[Record set]:

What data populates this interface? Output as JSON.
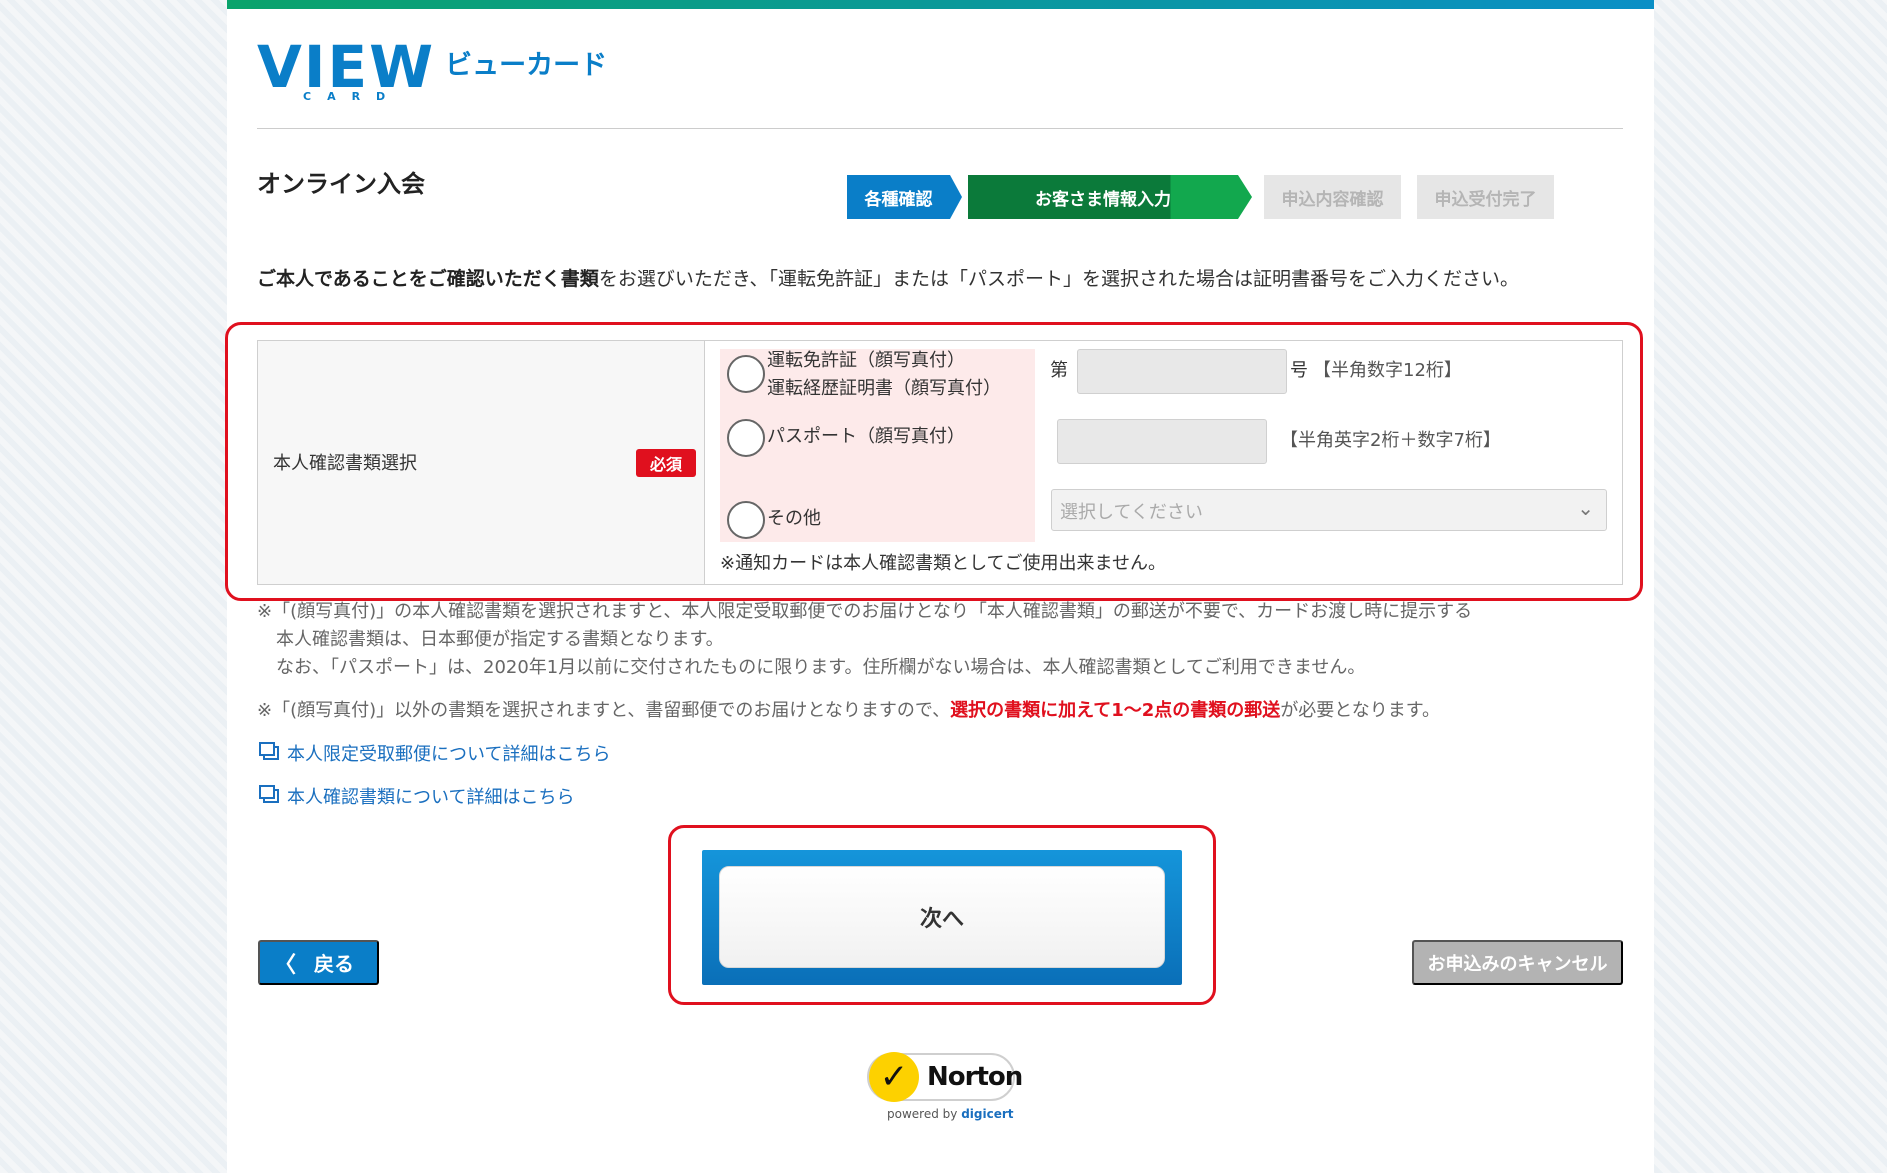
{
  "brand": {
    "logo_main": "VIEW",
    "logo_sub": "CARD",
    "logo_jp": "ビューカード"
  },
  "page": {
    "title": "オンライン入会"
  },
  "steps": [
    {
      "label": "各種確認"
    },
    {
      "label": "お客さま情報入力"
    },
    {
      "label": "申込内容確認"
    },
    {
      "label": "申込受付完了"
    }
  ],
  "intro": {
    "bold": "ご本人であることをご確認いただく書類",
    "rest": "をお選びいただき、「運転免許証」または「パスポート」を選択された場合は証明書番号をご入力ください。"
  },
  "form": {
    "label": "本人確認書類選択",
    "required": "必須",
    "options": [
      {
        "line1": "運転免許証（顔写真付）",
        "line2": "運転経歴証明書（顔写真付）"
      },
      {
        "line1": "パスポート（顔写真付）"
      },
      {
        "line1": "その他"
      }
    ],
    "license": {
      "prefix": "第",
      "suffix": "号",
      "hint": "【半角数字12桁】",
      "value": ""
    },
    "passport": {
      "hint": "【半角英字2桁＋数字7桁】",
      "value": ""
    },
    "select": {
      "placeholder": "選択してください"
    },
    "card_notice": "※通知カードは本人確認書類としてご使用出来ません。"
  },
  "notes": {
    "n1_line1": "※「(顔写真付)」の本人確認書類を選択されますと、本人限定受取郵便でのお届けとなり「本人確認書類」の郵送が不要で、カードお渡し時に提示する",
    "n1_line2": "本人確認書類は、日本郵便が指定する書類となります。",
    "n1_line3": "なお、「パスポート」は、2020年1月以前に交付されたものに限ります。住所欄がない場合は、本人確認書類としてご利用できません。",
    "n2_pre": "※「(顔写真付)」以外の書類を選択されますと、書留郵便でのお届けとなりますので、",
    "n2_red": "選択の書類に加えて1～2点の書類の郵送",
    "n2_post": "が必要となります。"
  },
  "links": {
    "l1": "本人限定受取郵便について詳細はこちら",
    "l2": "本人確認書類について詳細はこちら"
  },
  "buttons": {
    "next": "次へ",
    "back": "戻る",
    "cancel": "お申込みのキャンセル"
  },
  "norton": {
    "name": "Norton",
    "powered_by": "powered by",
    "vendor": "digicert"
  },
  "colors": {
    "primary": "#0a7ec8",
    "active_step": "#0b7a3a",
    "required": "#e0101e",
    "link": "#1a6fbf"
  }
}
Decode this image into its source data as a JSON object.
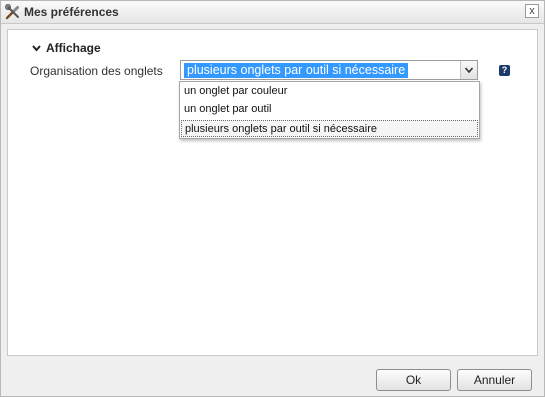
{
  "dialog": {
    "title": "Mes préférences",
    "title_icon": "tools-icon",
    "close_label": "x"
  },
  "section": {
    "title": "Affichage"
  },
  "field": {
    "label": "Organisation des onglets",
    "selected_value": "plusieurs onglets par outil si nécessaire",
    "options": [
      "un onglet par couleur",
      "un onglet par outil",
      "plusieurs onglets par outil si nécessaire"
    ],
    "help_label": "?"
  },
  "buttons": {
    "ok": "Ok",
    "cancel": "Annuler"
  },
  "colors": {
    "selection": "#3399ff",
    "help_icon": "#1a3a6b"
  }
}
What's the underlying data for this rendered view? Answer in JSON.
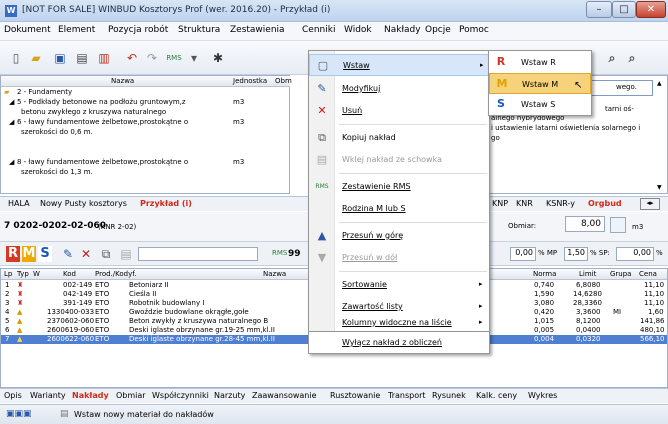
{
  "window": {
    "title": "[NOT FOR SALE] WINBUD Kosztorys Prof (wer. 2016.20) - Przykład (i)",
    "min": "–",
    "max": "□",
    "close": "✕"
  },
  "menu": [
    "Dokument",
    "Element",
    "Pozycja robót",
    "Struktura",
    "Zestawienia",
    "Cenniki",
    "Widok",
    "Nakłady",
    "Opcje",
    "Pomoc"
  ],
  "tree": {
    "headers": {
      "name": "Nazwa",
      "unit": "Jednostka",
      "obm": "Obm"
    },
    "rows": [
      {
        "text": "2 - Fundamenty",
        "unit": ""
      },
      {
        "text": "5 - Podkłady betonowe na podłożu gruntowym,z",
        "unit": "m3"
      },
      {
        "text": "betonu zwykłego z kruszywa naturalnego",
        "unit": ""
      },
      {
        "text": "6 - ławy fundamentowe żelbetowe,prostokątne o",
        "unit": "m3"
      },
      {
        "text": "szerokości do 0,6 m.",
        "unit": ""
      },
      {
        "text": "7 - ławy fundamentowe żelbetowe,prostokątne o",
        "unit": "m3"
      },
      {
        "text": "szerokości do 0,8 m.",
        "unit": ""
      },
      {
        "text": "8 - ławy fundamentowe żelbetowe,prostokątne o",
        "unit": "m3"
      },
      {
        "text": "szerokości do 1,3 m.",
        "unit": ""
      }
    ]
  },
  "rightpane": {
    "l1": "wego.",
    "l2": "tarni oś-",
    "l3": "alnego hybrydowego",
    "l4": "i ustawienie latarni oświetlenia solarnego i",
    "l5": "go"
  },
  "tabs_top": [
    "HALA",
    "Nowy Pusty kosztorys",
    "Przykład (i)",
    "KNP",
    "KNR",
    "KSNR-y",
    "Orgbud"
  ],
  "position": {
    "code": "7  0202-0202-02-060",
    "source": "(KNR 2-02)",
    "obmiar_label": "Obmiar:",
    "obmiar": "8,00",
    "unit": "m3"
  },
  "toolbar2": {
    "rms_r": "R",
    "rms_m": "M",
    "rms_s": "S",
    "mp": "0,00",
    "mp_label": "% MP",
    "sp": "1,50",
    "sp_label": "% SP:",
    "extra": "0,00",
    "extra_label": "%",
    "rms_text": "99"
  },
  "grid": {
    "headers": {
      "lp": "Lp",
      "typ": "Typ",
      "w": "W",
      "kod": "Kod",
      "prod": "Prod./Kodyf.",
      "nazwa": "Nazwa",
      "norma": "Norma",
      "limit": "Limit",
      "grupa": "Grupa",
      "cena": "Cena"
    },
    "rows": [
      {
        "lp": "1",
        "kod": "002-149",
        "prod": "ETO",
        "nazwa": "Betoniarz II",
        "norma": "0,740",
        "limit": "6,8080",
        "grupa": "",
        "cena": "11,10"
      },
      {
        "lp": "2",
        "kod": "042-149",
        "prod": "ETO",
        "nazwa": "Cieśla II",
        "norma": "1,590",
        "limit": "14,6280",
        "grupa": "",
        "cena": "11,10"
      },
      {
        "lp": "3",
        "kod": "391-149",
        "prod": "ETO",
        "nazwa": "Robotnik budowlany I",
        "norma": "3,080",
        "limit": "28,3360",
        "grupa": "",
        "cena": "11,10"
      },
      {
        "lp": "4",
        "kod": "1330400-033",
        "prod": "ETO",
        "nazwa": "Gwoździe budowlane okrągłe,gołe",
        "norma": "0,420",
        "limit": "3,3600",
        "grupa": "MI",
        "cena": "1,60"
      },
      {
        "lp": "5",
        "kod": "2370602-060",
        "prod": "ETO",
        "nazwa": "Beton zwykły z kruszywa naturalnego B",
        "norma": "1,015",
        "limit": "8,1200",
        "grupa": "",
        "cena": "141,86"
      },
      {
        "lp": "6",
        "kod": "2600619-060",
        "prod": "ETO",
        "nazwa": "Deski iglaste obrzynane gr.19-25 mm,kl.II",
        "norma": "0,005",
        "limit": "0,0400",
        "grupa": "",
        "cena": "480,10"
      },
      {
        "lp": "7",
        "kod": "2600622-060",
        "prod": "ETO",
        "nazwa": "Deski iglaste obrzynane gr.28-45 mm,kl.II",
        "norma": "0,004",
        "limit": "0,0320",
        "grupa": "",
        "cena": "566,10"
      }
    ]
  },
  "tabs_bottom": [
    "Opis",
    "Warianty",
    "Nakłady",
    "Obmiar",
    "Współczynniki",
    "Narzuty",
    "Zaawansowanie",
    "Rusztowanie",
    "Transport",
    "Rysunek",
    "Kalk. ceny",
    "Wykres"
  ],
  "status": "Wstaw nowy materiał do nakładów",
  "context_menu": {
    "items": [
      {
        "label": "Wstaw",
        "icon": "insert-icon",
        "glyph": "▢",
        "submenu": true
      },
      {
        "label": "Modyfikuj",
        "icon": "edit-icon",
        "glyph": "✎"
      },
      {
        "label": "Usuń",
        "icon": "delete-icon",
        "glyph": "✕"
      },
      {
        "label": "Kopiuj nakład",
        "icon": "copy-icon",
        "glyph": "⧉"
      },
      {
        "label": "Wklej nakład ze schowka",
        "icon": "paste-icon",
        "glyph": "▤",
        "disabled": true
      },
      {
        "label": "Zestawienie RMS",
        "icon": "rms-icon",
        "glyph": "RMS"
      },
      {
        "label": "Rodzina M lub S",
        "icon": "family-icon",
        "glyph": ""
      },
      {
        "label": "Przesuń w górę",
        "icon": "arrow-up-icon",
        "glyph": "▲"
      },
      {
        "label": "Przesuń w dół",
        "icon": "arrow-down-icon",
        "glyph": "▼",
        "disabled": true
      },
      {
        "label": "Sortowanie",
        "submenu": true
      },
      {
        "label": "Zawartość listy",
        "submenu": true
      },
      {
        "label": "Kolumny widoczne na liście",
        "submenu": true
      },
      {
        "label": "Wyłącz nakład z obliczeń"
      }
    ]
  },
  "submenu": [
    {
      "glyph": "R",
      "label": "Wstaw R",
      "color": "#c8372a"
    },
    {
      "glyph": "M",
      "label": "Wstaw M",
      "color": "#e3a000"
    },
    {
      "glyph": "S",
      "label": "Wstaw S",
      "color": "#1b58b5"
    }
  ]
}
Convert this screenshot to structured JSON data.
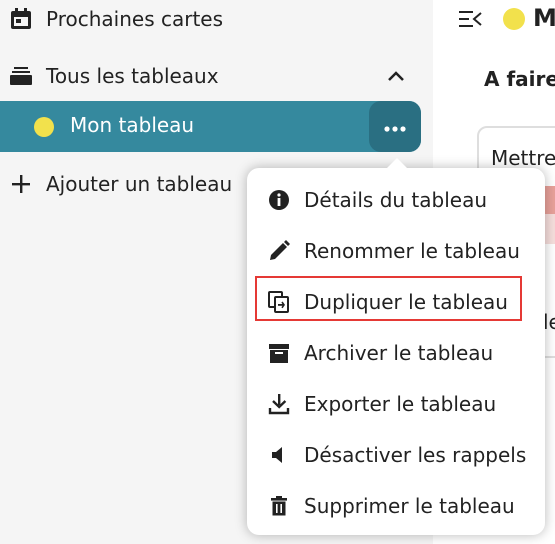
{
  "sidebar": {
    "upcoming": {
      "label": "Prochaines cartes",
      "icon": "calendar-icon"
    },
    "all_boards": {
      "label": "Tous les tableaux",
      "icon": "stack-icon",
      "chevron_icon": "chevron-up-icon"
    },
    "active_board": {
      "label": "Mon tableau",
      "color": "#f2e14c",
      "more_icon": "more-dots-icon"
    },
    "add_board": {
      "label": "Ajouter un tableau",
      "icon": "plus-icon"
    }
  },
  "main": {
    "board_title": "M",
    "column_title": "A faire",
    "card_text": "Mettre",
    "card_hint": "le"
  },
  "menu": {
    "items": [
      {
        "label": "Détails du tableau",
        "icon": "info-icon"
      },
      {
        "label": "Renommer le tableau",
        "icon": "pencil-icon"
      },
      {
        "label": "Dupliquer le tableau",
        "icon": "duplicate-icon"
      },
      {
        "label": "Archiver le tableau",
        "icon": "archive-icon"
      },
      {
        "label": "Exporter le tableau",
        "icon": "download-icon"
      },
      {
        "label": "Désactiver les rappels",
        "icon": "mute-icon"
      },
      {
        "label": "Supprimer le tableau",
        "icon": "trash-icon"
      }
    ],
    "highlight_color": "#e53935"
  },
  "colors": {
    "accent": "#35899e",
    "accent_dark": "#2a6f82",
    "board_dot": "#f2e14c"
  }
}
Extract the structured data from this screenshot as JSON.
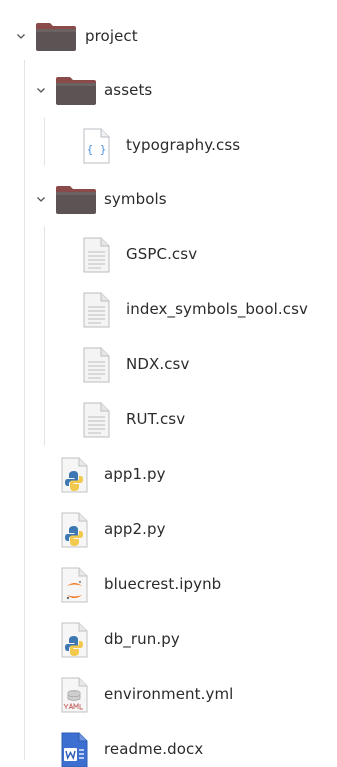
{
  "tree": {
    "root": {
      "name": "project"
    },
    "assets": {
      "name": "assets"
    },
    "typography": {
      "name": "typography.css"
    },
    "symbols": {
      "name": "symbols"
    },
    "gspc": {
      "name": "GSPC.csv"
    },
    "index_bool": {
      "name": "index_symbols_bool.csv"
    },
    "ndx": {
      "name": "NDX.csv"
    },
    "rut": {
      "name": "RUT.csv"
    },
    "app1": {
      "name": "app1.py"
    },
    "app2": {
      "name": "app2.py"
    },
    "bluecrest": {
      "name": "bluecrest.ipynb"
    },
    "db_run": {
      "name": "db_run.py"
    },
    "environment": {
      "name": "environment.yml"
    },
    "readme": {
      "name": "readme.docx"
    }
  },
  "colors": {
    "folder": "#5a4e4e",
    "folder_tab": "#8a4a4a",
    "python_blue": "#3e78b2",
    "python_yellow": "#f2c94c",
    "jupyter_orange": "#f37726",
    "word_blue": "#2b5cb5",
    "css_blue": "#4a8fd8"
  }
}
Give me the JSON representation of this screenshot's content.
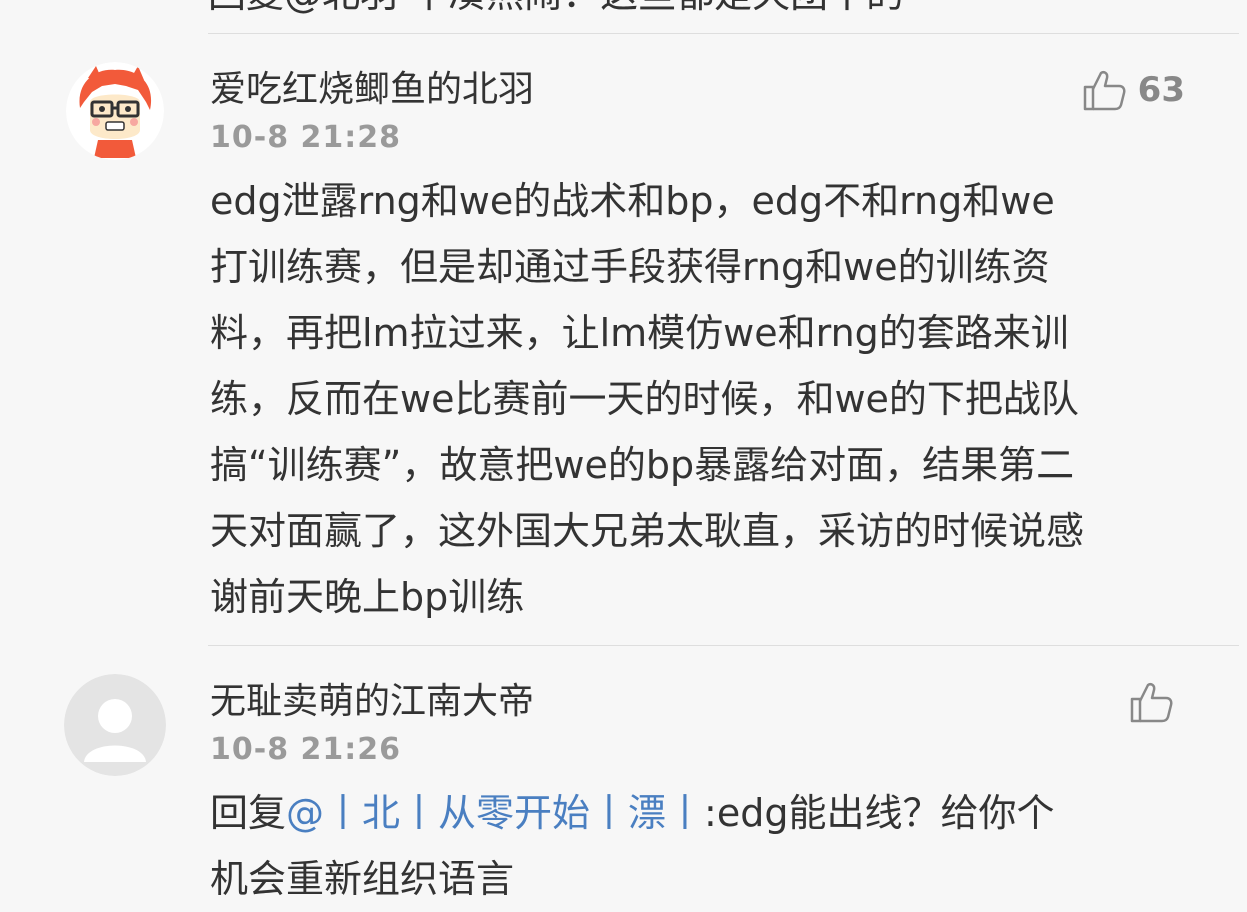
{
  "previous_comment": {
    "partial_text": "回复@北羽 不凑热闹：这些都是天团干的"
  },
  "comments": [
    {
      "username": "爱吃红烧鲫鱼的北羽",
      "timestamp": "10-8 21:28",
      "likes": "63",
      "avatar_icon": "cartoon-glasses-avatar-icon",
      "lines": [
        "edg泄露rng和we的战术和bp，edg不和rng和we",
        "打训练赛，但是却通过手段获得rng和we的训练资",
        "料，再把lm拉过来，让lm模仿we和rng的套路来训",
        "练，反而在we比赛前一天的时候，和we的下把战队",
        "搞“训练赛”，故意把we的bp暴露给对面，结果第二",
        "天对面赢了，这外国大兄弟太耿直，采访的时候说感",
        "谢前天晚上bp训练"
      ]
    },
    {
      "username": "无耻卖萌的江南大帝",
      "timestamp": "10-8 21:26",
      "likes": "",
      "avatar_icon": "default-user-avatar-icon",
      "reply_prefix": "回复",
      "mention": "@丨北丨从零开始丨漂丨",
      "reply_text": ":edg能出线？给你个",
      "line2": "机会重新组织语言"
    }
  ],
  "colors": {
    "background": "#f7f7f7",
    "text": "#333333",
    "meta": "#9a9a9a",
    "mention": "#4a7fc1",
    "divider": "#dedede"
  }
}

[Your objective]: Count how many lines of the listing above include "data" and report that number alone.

[Solution for this exercise]: 5